THE WORLD’S FIRST WORD: A PERSONAL GRUNT?
An acid test for an Indian mother (who is very similar to Amy Chua’s Tiger mother) would be, when asked in public, “do you remember your child’s first uttered word?”
You’d better know!
Even if somewhere between sleeping out of sheer exhaustion or taking an hour off watching a movie when the child is with the care giver, the mother is unerringly expected to know this, delight in it and exchange notes. The incoherence of the first word itself , that could just be a “buh” or an “aach” notwithstanding, or the precocious ‘amma’ that rhymes notoriously with the sound of the baby’s crying itself, you ought to know.
This matter of historical importance may spoil your family tea party.
The world has a far more lenient view of the word that was the first word ever uttered.
Because no one really knows! We have said earlier in this blog that modern language is an evolved phenomenon, and must have arisen between 90000 and 40000 years ago, while sound and sign language could date 4mn years ago.
Here’s what could have happened
- Unlike skulls and vocal tracts, language can be preserved only by the writing prevalent at that time.
- Sumerian cuneiform is the earliest known writing system. Its origins can be traced back to about 8,000 BC and it developed from the pictographs and other symbols used to represent trade goods and livestock on clay tablets. Other early writing forms are Egyptian Heiroglyphs ( 4000BC) and Proto-Elamite (3000 BC) found across what is today Iran. On the chronological scale, all these are very recent developments…just about 10000 years of history. The spoken language happened before this.
- There are more than 5 to 7000 languages in the world. They evolved in the form of sounds, which meant something specific. By the theory of natural selection, the sounds that were more useful, survived, while the sounds that were not very useful, got discarded.
- It is easy to believe that the world’s first spoken word could’ve just been something of a ‘grunt’, a personal experiment carried out by our ancestors while trying out what they all could do with their mouths.
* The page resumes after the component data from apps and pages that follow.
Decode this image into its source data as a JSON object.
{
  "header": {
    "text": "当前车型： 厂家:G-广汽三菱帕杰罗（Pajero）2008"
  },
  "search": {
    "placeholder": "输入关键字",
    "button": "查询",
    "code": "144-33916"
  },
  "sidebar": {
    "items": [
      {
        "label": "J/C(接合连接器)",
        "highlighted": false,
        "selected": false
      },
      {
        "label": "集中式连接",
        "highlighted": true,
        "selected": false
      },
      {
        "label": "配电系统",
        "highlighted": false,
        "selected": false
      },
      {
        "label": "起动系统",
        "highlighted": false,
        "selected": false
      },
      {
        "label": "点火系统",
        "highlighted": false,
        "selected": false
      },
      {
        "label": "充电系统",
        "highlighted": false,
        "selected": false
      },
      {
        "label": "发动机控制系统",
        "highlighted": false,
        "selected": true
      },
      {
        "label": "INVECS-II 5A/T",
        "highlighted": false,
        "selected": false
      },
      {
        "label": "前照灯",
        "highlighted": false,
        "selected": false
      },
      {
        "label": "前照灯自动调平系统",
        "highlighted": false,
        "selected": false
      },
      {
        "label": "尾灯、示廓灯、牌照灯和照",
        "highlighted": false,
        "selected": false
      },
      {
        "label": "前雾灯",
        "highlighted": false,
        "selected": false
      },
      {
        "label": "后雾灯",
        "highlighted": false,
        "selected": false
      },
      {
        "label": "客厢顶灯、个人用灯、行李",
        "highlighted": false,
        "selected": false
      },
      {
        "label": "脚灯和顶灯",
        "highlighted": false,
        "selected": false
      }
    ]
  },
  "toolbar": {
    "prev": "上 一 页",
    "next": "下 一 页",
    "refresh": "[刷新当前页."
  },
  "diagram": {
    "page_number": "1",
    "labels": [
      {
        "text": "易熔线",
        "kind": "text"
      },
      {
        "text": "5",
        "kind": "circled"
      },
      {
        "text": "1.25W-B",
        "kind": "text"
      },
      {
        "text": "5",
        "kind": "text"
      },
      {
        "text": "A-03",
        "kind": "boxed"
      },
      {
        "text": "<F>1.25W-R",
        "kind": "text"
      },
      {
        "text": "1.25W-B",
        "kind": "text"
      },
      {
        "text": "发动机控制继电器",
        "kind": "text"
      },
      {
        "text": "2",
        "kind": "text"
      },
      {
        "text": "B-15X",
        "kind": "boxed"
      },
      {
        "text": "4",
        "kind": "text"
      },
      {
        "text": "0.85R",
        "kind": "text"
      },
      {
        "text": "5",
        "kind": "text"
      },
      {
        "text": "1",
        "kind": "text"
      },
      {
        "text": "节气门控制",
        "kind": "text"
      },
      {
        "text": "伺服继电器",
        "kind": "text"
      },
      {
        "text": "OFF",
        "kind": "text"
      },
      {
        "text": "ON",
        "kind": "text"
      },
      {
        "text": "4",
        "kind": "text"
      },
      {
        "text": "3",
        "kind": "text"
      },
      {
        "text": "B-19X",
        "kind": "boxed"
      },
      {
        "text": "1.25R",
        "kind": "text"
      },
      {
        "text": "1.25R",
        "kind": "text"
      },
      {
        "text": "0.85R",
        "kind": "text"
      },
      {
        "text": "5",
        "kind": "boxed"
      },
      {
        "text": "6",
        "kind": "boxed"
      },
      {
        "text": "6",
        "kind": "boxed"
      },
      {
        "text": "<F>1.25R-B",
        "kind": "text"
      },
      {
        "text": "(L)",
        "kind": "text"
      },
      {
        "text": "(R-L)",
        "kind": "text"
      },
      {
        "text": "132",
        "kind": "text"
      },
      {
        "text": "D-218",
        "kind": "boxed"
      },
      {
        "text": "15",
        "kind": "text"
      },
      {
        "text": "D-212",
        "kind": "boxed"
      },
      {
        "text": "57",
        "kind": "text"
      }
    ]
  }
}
Grunts, gesturing, and some specific sounds to “point out to” directions, objects and people could be the origin of all our eloquence.
It really could be as simple as that.